– Global hunger down, but millions still chronically hungry
Some 842 million people, or roughly one in eight, suffered from chronic hunger in 2011-13, not getting enough food to lead active and healthy lives according to a report released by the UN food agencies. The number is down from 868 million reported for the 2010-12 period, according to the State of Food Insecurity in the World(SOFI 2013), published every year by the Food and Agriculture Organization (FAO), the International Fund for Agricultural Development (IFAD) and the World Food Programme (WFP). The vast majority of hungry people live in developing regions, while 15.7 million live in developed countries. Drawing on the suite of indicators, the report also examines the diverse experiences of six countries in more detail, finding a mixed picture of progress and setbacks. Together, these country experiences show the importance of social protection and nutrition-enhancing interventions, policies to increase agricultural productivity and rural development, diverse sources of income and long-term commitment to mainstreaming food security and nutrition in public policies and programmes. [Click here to read the report]

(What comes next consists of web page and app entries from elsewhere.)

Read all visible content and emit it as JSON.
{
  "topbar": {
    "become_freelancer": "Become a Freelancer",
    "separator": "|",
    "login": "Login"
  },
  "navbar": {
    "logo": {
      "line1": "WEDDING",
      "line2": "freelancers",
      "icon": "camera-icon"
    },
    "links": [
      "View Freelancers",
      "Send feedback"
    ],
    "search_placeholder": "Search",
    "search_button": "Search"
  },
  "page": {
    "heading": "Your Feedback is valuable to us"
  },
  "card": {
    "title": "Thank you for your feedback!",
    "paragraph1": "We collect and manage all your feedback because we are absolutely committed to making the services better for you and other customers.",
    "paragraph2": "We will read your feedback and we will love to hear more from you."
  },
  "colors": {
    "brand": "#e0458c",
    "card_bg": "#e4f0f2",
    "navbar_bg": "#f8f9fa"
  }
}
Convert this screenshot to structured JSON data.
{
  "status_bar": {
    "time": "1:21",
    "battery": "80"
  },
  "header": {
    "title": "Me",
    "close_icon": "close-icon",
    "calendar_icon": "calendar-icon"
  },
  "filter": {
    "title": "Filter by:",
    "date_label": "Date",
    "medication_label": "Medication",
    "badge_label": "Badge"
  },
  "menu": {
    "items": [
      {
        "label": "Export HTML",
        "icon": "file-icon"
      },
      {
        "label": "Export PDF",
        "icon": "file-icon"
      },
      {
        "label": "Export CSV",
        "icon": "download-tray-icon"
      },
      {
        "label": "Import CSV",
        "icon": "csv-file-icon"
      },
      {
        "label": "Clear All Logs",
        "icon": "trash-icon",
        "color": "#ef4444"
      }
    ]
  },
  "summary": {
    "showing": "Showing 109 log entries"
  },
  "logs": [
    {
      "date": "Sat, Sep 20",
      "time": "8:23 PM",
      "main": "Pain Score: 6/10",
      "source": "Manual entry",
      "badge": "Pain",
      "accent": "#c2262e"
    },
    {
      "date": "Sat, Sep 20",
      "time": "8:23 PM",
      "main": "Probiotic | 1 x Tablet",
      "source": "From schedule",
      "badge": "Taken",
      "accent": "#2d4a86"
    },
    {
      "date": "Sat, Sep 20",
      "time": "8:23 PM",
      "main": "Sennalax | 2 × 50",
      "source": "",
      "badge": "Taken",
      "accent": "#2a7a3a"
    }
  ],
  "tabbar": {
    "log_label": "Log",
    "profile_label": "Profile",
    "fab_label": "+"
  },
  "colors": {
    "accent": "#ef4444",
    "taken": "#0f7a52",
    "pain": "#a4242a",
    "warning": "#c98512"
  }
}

Worldwide, 870 million people go hungry every day. With the world population projected to exceed nine billion people by 2050, global agricultural output must expand by an estimated 60 percent to meet global food needs. Yet, in many places, deforestation triggered by escalating demand for food, fibre and fuel is degrading ecosystems, diminishing water availability and limiting the collection of fuelwood – all of which reduce food security, especially for the poor. Natural forests are critical for the survival of forest-dwellers, including many indigenous peoples, and they help deliver clean water to agricultural lands by protecting catchments. Farmers increase food security by retaining trees on agricultural land, by encouraging natural regeneration and by planting trees and other forest plants. For most of the year, herders in arid and semi-arid lands depend on trees as a source of fodder for their livestock. Forests, trees and agroforestry systems contribute to food security and nutrition in many ways, but such contributions are usually poorly reflected in national development and food security strategies. Coupled with poor coordination between sectors, the net result is that forests are mostly left out of policy decisions related to food security and nutrition. [Click here to read the report]
– Issues in Caribbean Food Security: Building Capacity in Local Food Production Systems
Paper addresses the problem of food security in the Caribbean and opportunities to enhance capacity and farming enterprise. Case-study examples from Jamaica.